The last time the Jaguars played in Arizona was 2005, a 24-17 Jacksonville win (there have been trips to Florida in 2009 and 2013). The last time the Jets came to Arizona (and Sun Devil Stadium) was 2004, a dreary 13-3 Cardinals’ loss. The Cards played at the Jets in 2008 and 2012. The Titans played in Arizona last in 2005 — a 20-10 Cardinals’ win — with the Cards going to Tennessee in 2009 and 2013 (in the regular season; there was also a preseason trip mixed in there.)
In 2016, the Jets and the Patriots will get their first meeting at University of Phoenix Stadium with the Cardinals.
Tags: Bengals, Jaguars, Jets, Patriots, Ravens, Titans, University of Phoenix stadium
Posted in Blog | 18 Comments »
Yes, training camp starts today (hopefully you can check out our redesigned homepage and our training camp page.) But before we get off and running, how about a quick glance at the Cardinals’ opponents for the 2016 season — which, as you know, the league has determined 14 of the 16 regular-season games already.
— New Orleans Saints
— Tampa Bay Buccaneers
— New England Patriots
— New York Jets
— NFC East team that finishes in same divisional spot as Cardinals
— Seattle Seahawks
— San Francisco 49ers

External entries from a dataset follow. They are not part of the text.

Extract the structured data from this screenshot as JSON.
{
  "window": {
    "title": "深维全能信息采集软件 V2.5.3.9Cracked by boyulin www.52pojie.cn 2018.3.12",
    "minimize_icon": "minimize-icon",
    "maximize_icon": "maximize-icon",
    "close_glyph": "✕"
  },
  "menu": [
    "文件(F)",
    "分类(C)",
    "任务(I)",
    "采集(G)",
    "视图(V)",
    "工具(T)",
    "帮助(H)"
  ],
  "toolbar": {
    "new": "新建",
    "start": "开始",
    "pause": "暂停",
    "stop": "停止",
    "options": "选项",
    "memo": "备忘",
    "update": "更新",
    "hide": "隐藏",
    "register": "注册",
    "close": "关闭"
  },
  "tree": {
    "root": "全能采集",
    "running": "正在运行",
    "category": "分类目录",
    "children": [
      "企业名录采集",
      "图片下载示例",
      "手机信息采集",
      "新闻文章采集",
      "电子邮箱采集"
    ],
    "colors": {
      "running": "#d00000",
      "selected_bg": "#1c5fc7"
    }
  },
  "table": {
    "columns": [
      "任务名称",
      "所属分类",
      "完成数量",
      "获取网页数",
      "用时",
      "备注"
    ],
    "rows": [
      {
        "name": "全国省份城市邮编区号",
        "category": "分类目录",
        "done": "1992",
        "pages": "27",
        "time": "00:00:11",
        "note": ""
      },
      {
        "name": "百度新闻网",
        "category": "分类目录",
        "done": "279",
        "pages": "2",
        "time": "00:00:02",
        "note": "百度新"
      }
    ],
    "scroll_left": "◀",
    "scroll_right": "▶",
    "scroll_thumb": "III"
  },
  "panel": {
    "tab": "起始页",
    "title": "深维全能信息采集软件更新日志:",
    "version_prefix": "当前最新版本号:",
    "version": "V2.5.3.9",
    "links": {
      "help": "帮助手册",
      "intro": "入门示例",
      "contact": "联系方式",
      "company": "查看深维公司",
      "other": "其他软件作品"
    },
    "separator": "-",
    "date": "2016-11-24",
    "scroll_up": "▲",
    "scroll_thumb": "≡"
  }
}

— St. Louis Rams (assuming the Rams are still in St. Louis)
— Carolina Panthers
— Atlanta Falcons
— Buffalo Bills
— Miami Dolphins
— NFC North team that finishes in same divisional spot as Cardinals
— Seattle Seahawks
— San Francisco 49ers
— St. Louis Rams (even more important to see if Rams are still in St. Louis)
Tags: 49ers, Bills, Buccaneers, Dolphins, Falcons, Jets, opponents, Panthers, Patriots, Rams, Saints, Seahawks
Posted in Blog | 10 Comments »
There has been a ton of things written and said about the Patriots, Tom Brady and deflategate of late. That all can stand on its own — no need to rehash it here. But because of the Patriots-deserved it-Patriots-didn’t-deserve-it portion of the conversation has tentacles everywhere, in a long and winding way the Cardinals have popped up in the debate. Current Browns linebacker Karlos Dansby spoke to PFT Live, and Dansby had a moment he recalled when he and the Cardinals went back to New England in 2008 in Week 16.
You remember that game, of course (unless you’ve tried to block it from your memory.) There was no Tom Brady in that game, because Brady had been injured the first game of the season. But Matt Cassell shredded the Cards that day in the nasty snow, the Cardinals were beat up, 47-7, and people were calling the already-clinched NFC West champions the worst playoff team ever.
(Then the Cardinals nearly won the Super Bowl.)
Dansby, as a linebacker the defender who got to wear the headset in his helmet for playcalls, said his headset had never had any problems all season — until that game in New England.
“We get in Foxboro, they couldn’t get my headset fixed, for nothing in the world,” Dansby said.
Cassell had 345 yards and three touchdowns passing, and in reality, it’s hard to think the headset issue can explain away a 40-point loss, just like a football’s air didn’t impact the Pats-Colts playoff game much at all. But for Dansby, it was about the Patriots in general, which is an outlook a few players have publicly expressed.
“It’s not a secret,” Dansby said. “They gotta do what they gotta do to win, man. They gonna do what they gotta do to win. It’s just how they operate.”
Tags: Browns, Karlos Dansby, Patriots
Posted in Blog | 34 Comments »